NIST Time and Frequency Services
Since 1923, NIST radio station WWV has provided round-the-clock shortwave broadcasts of time and frequency signals. WWV's audio signal is also offered by telephone: dial (303) 499-7111 (not toll-free). A sister station, WWVH, was established in 1948 in Hawaii, and its signal can be heard by dialing (808) 335-4363 in Hawaii.
Broadcast frequencies are 2.5 MHz (megahertz), 5 MHz, 10 MHz, and 15 MHz for both stations, plus 20 MHz on WWV. The signal includes UTC time in both voice and coded form; standard carrier frequencies, time intervals and audio tones; information about Atlantic or Pacific storms; geophysical alert data related to radio propagation conditions; and other public service announcements. Accuracies of one millisecond (one thousandth of a second) can be obtained from these broadcasts if one corrects for the distance from the stations (near Ft. Collins, Colorado, and Kauai, Hawaii) to the receiver. The telephone services provide time signals accurate to 30 milliseconds or better, which is the maximum delay in cross-country telephone lines.
In 1956, low-frequency station WWVB, which offers greater accuracy than WWV or WWVH, began broadcasting at 60 kilohertz. The broadcast power for WWVB was increased in 1999 from about 10 kilowatts to 50 kilowatts, providing much improved signal strength and coverage to most of the North American continent. This has stimulated commercial development of a wide range of inexpensive radio-controlled clocks and watches for general consumer use.
Time signals are an important byproduct of the Global Positioning System (GPS), and indeed this has become the premier satellite source for time signals. The time scale operated by the USNO serves as reference for GPS, but it is important to note that the time scales of NIST and USNO are highly coordinated (that is, synchronized to well within 100 nanoseconds, or 100 billionths of a second). Thus, signals provided by either NIST or USNO can be considered as traceable to both institutions. The agreements and coordination of time between these two institutions are important to the country, since they simplify the process of achieving legal traceability when regulations require it.
Official U.S. Government time, as provided by NIST and USNO, is available on the Internet at http://www.time.gov. NIST also offers an Internet Time Service (ITS) and an Automated Computer Time Service (ACTS) that allow setting of computer and other clocks through the Internet or over standard commercial telephone lines. Free software for using these services on several types of popular computers can be downloaded there. Information about these services can be found on the Time and Frequency Division Web site.

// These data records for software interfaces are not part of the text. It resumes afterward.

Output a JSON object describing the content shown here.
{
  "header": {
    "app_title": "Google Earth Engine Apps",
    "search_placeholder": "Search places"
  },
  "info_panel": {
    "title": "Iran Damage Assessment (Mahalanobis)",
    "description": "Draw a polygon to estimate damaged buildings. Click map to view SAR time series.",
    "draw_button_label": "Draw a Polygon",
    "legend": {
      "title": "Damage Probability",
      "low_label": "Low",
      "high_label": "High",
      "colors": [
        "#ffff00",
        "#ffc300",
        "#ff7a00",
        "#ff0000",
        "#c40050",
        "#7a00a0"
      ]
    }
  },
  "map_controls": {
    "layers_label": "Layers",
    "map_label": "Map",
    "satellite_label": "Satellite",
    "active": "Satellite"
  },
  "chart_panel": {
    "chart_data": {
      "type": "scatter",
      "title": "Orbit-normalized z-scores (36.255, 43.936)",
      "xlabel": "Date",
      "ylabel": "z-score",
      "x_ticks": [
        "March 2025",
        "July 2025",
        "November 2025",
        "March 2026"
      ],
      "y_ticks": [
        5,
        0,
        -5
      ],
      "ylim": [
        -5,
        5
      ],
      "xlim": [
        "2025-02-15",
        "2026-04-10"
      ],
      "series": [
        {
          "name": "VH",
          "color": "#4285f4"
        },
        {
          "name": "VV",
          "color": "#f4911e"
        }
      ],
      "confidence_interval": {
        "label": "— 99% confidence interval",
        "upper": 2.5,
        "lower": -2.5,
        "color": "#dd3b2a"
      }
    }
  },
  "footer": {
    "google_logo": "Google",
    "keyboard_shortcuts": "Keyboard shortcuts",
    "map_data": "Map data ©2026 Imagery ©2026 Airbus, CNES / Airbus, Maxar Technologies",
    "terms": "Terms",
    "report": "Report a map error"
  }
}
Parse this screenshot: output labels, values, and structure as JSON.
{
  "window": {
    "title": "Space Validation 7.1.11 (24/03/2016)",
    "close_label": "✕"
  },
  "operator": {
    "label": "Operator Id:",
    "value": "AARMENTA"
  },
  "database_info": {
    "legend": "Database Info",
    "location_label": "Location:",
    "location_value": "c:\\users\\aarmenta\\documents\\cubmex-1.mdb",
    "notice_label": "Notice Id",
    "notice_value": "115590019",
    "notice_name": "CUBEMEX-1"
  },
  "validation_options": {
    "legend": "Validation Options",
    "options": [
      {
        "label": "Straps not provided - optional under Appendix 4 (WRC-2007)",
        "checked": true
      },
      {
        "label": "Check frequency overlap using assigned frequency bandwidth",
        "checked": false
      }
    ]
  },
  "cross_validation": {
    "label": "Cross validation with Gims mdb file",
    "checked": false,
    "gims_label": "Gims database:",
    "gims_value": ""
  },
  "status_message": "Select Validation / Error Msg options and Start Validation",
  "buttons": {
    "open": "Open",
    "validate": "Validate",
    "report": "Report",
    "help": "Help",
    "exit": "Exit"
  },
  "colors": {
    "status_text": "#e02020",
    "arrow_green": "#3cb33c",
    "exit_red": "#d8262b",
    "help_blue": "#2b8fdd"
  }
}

More information about NIST time and frequency standards and research can be obtained by contacting:
Time and Frequency Division